Yet just as attempts in Argentina are made under universal jurisdiction to hear a case from Spain, in Spain itself another case brought by pro-Tibetan independence activists against senior political leaders in China stands to test the law of universal jurisdiction in the opposite direction.

Just as the Galante-Pacheco case has serious ramifications for national politics, so too does the Tibet case, though for different reasons. At a time when Spain's economy is one of the most brittle in Europe and desperate for Asian investment, the international arrest warrant issued by the country's National Court for China's former President Jiang Zemin and former Prime Minister Li Peng is unfortunately timed. With future trade relations at stake, the Spanish Government will no doubt consider how far further restrictions must be placed on the current universal jurisdiction laws following their previous tightening, perhaps even their repeal, even though the diplomatic damage has already been done.

These two cases ultimately pose a challenge to the law of universal jurisdiction, and with it a challenge to the principle of international law just as its universality is also being tested in other forums such as the International Criminal Court. In the case of the ICC it is clear that former holders of the highest office in countries such as those in Europe are in practice immune from prosecution, even if international law says they are not, just as they are immune from prosecution in countries not their own under universal jurisdiction. Because of this the greatest successes of the ICC in its twelve-year existence - and the source of its greatest criticism - is that it only brings cases from regions such as Africa where international law acts as an alternative to a dysfunctional local judiciary and the absence of free and open governance.

Yet attempts to make international law truly international should not be curtailed even if today in practice it is not. International law must and always should be unpinned by the principle that its ultimate pursuit is justice for victims against those who have committed crimes against them wherever they reside in the world.
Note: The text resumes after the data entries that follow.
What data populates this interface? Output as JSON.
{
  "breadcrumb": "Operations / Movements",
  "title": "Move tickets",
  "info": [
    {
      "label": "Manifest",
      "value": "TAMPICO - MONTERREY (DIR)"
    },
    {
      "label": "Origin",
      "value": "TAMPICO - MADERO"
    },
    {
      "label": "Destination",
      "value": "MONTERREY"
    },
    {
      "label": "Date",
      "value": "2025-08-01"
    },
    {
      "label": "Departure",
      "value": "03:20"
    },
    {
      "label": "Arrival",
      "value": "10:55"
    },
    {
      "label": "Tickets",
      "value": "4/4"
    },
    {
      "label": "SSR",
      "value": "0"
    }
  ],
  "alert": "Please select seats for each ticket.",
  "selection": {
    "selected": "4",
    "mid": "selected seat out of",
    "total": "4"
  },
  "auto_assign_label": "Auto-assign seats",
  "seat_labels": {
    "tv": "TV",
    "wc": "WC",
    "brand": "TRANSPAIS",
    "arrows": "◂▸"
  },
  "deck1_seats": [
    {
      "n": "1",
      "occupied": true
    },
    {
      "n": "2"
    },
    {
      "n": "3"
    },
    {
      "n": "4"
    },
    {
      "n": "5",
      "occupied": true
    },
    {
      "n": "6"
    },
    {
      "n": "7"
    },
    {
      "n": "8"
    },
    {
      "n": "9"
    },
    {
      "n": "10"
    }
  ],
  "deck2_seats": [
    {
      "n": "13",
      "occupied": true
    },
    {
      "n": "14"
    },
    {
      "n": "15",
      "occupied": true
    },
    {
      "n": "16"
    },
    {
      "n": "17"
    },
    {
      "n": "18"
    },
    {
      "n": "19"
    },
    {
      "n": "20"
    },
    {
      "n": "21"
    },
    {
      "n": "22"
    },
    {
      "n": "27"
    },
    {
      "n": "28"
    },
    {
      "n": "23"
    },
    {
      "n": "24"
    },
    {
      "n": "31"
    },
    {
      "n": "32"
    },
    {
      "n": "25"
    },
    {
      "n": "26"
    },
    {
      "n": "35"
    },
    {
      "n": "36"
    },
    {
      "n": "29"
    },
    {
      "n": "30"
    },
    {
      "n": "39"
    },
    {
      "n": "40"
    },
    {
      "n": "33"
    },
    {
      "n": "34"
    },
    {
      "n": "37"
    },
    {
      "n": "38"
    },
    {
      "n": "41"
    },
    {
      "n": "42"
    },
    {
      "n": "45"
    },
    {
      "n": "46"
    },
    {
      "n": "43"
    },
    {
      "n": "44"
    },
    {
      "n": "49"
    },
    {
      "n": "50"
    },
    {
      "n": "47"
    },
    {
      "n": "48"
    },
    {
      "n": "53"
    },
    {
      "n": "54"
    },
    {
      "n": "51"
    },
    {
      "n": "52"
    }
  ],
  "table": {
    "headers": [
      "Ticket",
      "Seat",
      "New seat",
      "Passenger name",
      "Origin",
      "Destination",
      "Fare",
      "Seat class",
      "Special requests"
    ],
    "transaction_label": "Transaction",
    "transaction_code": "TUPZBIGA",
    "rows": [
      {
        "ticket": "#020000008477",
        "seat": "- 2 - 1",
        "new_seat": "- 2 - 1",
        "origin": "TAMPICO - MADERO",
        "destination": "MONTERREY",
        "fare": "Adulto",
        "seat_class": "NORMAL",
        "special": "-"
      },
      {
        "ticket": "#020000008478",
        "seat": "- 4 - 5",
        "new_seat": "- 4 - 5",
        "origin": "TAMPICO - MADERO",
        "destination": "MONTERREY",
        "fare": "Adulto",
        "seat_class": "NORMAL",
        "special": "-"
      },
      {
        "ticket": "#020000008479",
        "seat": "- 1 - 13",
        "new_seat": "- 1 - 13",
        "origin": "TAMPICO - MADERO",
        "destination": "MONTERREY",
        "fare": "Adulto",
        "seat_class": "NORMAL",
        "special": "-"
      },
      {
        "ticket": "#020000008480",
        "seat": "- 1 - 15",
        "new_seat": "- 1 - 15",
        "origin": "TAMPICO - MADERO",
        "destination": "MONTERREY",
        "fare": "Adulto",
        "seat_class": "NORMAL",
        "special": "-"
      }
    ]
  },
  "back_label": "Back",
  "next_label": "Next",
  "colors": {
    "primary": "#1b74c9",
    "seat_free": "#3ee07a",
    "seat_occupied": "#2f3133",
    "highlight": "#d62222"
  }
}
Perhaps what Spain is now finding out the hard way is that universality and international law must and should mean just that: for those who have committed the most heinous crimes, there should be no place where they can hide from justice; for those who have been accused there is the entitlement to a fair trial. Where national governments and courts cannot or will not act on behalf of victims, then others can do so for them. In principle this should be the case even when, because of a national law such as the amnesty in Spain, a developed country will not try those accused.

In practice the world is far from this, but it is becoming closer: after all, it was only twelve years ago when there were sufficient signatories to the Rome Statute (the charter that underpins the ICC) that the court was founded. The cause of international law has come a long way. That's why the alleged crimes of those surviving Francoists that might stand trial under universal jurisdiction should not be blocked. Nor should moves to mend diplomatic relations with the Chinese be a brake on international law's development. If Spain and other leading nations truly believe in the universal principle of international law, then ultimately they will need to put it into practice. That is why Spain should not allow national political considerations to undermine its progress.